  17. Santos, N.; Moreira, C.O. Uncertainty and expectations in Portugal’s tourism activities. Impacts of COVID-19. Res. Glob. 2021, 3, 100071.
  18. Taloş, A.-M.; Lequeux-Dincă, A.-I.; Preda, M.; Surugiu, C.; Mareci, A.; Vijulie, I. Silver Tourism and Recreational Activities as Possible Factors to Support Active Ageing and the Resilience of the Tourism Sector. J. Settl. Spat. Plan. 2021, 8, 29–48.
  19. Lyu, S.O. Applying discrete choice models to understand sport tourists’ heterogeneous preferences for Winter Olympic travel products. Tour. Econ. 2020, 27, 482–499.
  20. Light, D.; Dumbrăveanu, D. Romanian Tourism in the Post-Communist Period. Ann. Tour. Res. 1999, 26, 898–927.
  21. Lequeux-Dincă, A.I.; Preda, M.; Taloş, A.M. Empirical evidences on foreign tourist demand perception of Bucharest. AlmaTourism 2018, 9, 95–116.
  22. Weed, M. Sports Tourism Theory and Method Concepts, Issues and Epistemologies. Eur. Sport Manag. Quart. 2005, 5, 229–242.
  23. Weed, M.; Bull, C. Sports Tourism: Participants, Policy and Providers, 2nd ed.; Elsevier: Oxford, UK, 2009.

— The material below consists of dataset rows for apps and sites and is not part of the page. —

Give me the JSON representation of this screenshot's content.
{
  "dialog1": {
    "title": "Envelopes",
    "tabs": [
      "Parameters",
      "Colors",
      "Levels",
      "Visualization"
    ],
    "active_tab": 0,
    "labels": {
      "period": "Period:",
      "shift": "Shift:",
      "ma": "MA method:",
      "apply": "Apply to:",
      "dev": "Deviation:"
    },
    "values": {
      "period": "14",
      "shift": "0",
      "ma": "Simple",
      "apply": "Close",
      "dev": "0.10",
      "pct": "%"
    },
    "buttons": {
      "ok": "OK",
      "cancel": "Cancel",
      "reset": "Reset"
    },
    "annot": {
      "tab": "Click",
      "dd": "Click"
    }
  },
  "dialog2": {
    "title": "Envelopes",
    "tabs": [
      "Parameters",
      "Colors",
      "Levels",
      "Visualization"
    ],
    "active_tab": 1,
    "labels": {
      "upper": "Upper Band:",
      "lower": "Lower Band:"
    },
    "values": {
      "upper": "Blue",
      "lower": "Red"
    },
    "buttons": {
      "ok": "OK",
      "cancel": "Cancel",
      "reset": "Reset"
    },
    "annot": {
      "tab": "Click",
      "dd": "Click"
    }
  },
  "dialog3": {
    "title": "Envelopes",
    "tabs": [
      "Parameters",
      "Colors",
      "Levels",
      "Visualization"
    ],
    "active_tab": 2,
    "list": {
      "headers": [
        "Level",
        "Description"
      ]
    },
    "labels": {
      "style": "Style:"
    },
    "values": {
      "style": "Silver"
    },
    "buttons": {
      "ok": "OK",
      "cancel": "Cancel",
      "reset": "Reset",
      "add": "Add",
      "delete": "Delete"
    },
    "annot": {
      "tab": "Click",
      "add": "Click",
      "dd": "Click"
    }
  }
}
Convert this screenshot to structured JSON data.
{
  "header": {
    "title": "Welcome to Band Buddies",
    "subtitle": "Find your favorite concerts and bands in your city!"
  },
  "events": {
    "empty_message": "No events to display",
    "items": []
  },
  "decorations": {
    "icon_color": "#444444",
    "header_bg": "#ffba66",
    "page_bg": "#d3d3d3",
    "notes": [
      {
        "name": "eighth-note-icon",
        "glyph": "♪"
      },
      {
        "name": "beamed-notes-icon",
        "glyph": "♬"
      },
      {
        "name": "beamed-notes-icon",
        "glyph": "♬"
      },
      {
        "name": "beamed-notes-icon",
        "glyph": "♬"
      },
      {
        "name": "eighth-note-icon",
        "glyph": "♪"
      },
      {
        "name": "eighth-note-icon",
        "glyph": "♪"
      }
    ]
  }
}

  24. González-García, R.J.; Mártínez-Rico, G.; Bañuls-Lapuerta, F.; Calabuig, F. Residents’ Perception of the Impact of Sports Tourism on Sustainable Social Development. Sustainability 2022, 14, 1232.
  25. Horne, J.D.; Manzenreiter, W. Accounting for Mega-Events: Forecast and Actual Impacts of the 2002 Football World Cup Finals on the Host Countries Japan/Korea. Int. Rev. Sociol. Sport 2004, 39, 187–203.
  26. Kelly, D.M.; Fairley, S. What about the event? How do tourism leveraging strategies affect small-scale events? Tour. Manag. 2018, 64, 335–345.
  27. Lyu, S.O.; Han, J.H. Assessing preferences for mega sports event travel products: A choice experimental approach. Curr. Issues Tour. 2017, 20, 740–758.
  28. Herstein, R.; Berger, R. Much more than sports: Sports events as stimuli for city re-branding. J. Bus. Strategy 2013, 34, 38–44.
  29. Justbring, H. Encoding destination messages in media coverage of an international event: A case study of the European athletics indoor championships. J. Dest. Mark. Manag. 2014, 3, 29–36.
  30. Gibson, H. Sport tourism: Concepts and theories. An introduction. In Sport Tourism: Concepts and Theories; Gibson, H., Ed.; Routledge: New York, NY, USA, 2006.
  31. Freitas, B.D.A.; Correia, P. Attractiveness of cultural events organized by hotels. Attractiveness of cultural events organized by hotels. Int. J. Cult. Tour. 2019, 13, 113–127.
More
Information
Subjects: Management
Contributors MDPI registered users' name will be linked to their SciProfiles pages. To register with us, please refer to https://encyclopedia.pub/register : , , , ,
View Times: 366
Revisions: 2 times (View History)
Update Date: 25 Nov 2022
1000/1000